We saw greatness this week. A mom reading one of these Superman & Wonder Woman books, personalized and starring your child, out loud to her son during morning rush hour. Atlas Shrugged and House of Cards next to each other on the F train (which doesn’t even go to Wall Street). And on our way into the bagel shop the other day, we spotted “A Small Good Thing” on a page over a shoulder, and awkwardly circled around the table to see which Raymond Carver collection was in the reader’s hands — Cathedral . Much like last week’s Kindle dude, it took us a great deal of self-control not to sit down and regale him with our knowledge and love of Carver. And look at this new edition! So much prettier than the old ones, with drawings of people with vague faces and a blocky font that felt unforgivably ’80s.
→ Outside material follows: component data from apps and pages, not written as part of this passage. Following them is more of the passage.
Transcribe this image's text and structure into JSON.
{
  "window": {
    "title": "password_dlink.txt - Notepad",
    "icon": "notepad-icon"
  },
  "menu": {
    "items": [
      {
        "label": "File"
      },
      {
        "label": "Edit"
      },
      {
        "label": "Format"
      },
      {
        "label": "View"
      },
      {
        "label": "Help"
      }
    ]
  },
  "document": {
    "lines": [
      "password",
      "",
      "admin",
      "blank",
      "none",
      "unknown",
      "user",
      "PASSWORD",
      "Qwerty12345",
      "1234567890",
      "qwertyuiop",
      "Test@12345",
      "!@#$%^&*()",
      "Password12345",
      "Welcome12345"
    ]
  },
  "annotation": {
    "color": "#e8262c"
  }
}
More of our favorite books popping up in public after the jump. The Virgin Suicides and The Year of Magical Thinking were welcome breaks from the sea of indistinguishable Ludlums and Pattersons and Baldaccis we see so often. Exit Ghost , eh, we’re not totally sold on Roth, but he beats the hell out of waiting for the new Dan Brown.

Anti-Intellectualism in American Life (and the straight-outta-grad-school conversation going on above it) reminded us of a party we went to once — on the way out the door, a stranger spotted a copy of Has Modernism Failed? next to the pile of coats and, with much laughter, asked “Who’s reading THAT?” Um, our date.

Also seen: The Alchemist (is Coehlo really that good? Maybe we just don’t like fables); Running A Thousand Miles for Freedom ; I, Mona Lisa with a Norwalk Library stamp, and Terry Goodkinds Stone of Tears , which until just now when we looked it up, we thought was State of Tears, and a historical novel about the displacement of Native Americans. Oops.